responsibility of all relevant agencies, rather than solely that of
social services,” the report states. “It could also help remove
families’ uncertainties about whether social services are
investigating them or supporting them.”
The significance of Boateng’s choice of Christmas reading material
is this: as well as being apparently pre-disposed to disliking
social services departments, he is also the chairperson of the
Cabinet subcommittee responsible for drawing up the green paper on
children at risk, now also likely to be influenced by Lord Laming’s
report on the Victoria Climbi’ Inquiry.
Lord Laming’s report into the case was handed to health secretary
Alan Milburn and minister for children and young people John Denham
last week and is expected to be published soon alongside the
government’s initial reactions. The green paper and the
government’s full response will probably follow in the
But since the green paper was announced in October, the focus has
been on early intervention and prevention, not crisis-led child
protection. It has also been linked to children’s trusts, the new
models of management for children’s services put forward in the
children-at-risk cross-cutting review.
Although child protection is one of seven options suggested on the
Department of Health website as a possible service to be
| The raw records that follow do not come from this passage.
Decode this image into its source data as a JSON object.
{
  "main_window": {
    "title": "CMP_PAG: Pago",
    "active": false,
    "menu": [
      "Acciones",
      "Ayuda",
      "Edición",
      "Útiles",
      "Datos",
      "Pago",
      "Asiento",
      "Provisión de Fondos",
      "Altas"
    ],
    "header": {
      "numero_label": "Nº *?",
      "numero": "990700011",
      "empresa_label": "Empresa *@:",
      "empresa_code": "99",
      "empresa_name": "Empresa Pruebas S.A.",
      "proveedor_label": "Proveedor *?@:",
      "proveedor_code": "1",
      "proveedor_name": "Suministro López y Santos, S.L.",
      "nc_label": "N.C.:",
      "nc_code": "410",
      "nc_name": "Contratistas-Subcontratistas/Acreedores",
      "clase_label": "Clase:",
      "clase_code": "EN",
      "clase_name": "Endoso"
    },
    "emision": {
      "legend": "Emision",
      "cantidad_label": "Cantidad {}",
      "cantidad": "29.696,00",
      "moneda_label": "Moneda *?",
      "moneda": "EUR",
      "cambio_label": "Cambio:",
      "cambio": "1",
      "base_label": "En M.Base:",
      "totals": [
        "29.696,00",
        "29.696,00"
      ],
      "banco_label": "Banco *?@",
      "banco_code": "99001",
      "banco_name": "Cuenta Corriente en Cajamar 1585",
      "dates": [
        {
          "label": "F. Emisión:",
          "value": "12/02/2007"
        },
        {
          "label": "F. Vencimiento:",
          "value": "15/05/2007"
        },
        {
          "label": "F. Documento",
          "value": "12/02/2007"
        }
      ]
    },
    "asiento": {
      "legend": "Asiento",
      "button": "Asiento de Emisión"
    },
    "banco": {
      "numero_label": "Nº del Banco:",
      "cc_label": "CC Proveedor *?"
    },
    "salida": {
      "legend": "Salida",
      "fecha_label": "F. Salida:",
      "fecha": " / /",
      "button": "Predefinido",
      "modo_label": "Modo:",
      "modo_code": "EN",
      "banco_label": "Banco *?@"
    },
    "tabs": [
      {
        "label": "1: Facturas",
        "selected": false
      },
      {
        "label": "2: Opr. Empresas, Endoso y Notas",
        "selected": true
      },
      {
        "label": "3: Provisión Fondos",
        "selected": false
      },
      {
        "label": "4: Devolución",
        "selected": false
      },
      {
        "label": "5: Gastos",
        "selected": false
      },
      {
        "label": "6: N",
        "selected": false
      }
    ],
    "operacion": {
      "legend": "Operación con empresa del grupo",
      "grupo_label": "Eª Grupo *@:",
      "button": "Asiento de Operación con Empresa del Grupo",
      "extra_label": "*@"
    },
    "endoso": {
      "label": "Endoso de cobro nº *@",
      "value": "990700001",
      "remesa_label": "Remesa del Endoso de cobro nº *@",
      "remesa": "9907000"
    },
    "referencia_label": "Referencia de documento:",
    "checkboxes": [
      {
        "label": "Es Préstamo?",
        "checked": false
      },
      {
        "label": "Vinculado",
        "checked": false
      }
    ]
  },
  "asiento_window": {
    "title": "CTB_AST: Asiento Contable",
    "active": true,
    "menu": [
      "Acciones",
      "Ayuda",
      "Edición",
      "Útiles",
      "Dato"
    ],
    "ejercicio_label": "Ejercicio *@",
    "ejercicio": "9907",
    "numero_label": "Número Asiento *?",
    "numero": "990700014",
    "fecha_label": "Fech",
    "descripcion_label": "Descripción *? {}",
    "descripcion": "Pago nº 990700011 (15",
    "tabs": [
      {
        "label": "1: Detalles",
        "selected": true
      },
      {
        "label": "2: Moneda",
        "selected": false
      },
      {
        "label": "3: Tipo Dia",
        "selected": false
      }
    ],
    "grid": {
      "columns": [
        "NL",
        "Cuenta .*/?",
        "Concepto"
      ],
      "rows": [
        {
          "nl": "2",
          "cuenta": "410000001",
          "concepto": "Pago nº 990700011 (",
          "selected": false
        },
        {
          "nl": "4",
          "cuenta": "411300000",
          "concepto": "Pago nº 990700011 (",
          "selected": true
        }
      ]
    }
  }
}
commissioned or provided by children’s trusts, its inclusion is far
As a result, some trusts will provide child protection services,
many will not, and others will commission them from non
profit-making companies. Meanwhile, the traditional home of child
protection services will disappear as Milburn pushes on with his
plans to eradicate the “old monolithic single social services
It is not impossible to see then why Boateng might recommend a
national child protection agency to co-ordinate and standardise the
types of organisation likely to spring up to deliver child
protection services locally.
The fact that the government’s adviser with responsibility for
children’s services, Denise Platt, and the minister for social
care, Jacqui Smith, have rejected any such plan is of little
consequence if the decision no longer rests with them.
Equally, the fact that the Association of Directors of Social
Services has been both opposed to the idea of a national agency
from the start and insistent that it is not even a realistic option
offers little in the way of reassurance.
“The notion that we can leave [responsibility for children in care]
to social services is fanciful,” Boateng told Community Care when
he was at the Home Office.
Surely it is possible that this man, who also accused social
services departments of letting down children “year and year and
year upon year”, might use the opportunity of responding to a major
child protection inquiry to introduce a radical model of child
protection – despite what everyone else thinks.
1 Institute for Public Policy Research, From Welfare to
Wellbeing: The Future of Social Care, IPPROctober 2002